Only the lines below from the one containing "Give me the" through the one containing "Extract the structured" belong in the answer, set down exactly, with the pictures left out.

[Excerpts from an interface dataset]

=== Begin Enclosure ===

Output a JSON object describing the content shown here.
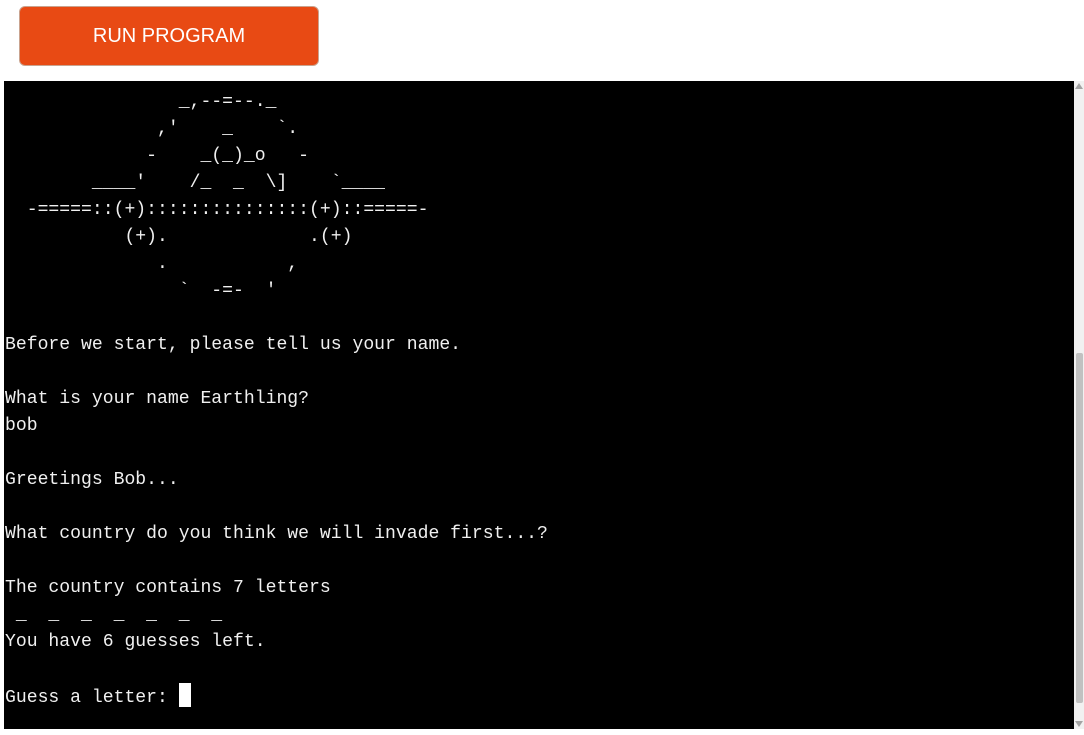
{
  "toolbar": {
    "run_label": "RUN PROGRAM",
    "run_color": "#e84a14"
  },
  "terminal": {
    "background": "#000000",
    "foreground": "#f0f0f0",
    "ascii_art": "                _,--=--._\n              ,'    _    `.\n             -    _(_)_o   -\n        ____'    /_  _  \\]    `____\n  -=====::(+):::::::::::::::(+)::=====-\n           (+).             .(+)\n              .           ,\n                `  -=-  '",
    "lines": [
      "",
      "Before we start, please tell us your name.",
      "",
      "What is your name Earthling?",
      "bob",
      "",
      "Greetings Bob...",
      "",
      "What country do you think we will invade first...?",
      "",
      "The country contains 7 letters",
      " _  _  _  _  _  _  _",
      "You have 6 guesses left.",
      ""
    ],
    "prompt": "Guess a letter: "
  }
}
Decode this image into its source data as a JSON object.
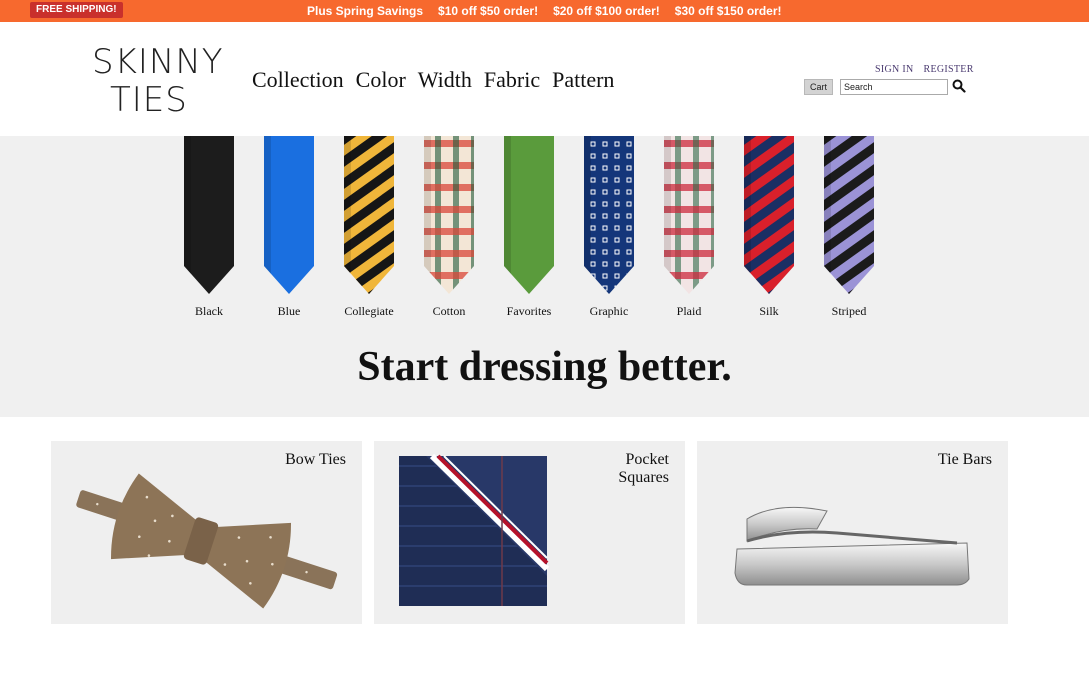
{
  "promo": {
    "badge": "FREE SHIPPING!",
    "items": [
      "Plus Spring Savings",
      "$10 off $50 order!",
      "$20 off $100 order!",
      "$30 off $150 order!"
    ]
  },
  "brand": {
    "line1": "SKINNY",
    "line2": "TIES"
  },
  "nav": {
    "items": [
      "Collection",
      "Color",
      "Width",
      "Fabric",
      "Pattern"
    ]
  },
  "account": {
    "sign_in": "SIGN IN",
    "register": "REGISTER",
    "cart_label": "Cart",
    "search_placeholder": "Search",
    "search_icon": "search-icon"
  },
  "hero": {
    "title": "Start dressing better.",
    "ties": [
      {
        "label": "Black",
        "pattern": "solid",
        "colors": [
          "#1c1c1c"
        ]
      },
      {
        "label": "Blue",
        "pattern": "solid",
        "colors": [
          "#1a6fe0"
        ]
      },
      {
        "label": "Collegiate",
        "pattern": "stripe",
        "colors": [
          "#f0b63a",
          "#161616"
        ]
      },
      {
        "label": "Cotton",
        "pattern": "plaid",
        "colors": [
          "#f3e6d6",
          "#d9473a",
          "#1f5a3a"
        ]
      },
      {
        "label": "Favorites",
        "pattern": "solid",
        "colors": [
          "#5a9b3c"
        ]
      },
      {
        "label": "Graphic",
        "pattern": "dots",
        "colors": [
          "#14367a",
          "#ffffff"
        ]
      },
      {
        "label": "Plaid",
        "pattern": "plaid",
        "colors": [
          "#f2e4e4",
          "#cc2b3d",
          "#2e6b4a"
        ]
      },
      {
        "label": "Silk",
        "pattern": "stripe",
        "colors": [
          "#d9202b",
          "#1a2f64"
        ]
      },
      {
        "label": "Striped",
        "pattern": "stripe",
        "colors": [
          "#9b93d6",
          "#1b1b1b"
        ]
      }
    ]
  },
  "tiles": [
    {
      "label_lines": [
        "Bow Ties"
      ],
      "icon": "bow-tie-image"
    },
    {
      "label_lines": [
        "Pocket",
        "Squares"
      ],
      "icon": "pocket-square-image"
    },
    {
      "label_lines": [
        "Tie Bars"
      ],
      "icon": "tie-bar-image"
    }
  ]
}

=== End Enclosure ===
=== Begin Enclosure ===

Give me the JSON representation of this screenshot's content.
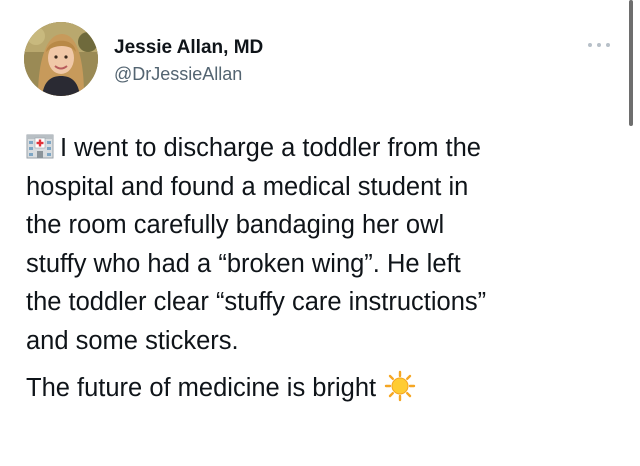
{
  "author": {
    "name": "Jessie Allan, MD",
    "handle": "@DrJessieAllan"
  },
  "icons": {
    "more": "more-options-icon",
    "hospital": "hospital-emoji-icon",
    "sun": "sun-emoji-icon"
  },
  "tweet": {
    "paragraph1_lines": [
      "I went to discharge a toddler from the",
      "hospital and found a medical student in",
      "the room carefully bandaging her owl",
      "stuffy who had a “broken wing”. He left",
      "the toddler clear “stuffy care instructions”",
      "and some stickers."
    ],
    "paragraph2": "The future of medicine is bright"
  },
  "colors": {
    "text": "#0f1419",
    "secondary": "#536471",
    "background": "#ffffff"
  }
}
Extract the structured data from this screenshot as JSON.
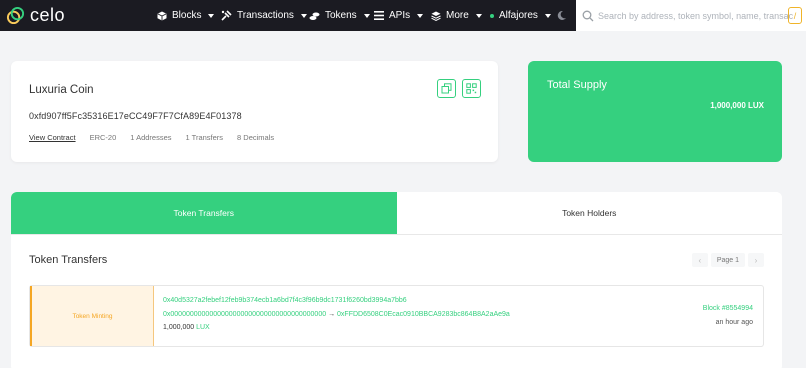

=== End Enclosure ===
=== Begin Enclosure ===

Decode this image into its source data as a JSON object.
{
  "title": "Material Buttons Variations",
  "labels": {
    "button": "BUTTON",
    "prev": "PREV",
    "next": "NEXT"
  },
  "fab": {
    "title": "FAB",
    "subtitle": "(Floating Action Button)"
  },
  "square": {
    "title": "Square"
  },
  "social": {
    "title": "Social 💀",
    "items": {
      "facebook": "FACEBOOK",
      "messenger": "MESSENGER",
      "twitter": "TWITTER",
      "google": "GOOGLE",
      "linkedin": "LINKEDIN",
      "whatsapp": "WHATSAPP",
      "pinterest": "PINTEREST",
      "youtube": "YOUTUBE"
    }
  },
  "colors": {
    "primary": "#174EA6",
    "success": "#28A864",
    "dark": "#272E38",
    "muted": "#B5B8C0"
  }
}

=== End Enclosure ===

Task result:
Give me the JSON representation of this screenshot's content.
{
  "author": {
    "name": "Jessie Allan, MD",
    "handle": "@DrJessieAllan"
  },
  "icons": {
    "more": "more-options-icon",
    "hospital": "hospital-emoji-icon",
    "sun": "sun-emoji-icon"
  },
  "tweet": {
    "paragraph1_lines": [
      "I went to discharge a toddler from the",
      "hospital and found a medical student in",
      "the room carefully bandaging her owl",
      "stuffy who had a “broken wing”. He left",
      "the toddler clear “stuffy care instructions”",
      "and some stickers."
    ],
    "paragraph2": "The future of medicine is bright"
  },
  "colors": {
    "text": "#0f1419",
    "secondary": "#536471",
    "background": "#ffffff"
  }
}
Extract the structured data from this screenshot as JSON.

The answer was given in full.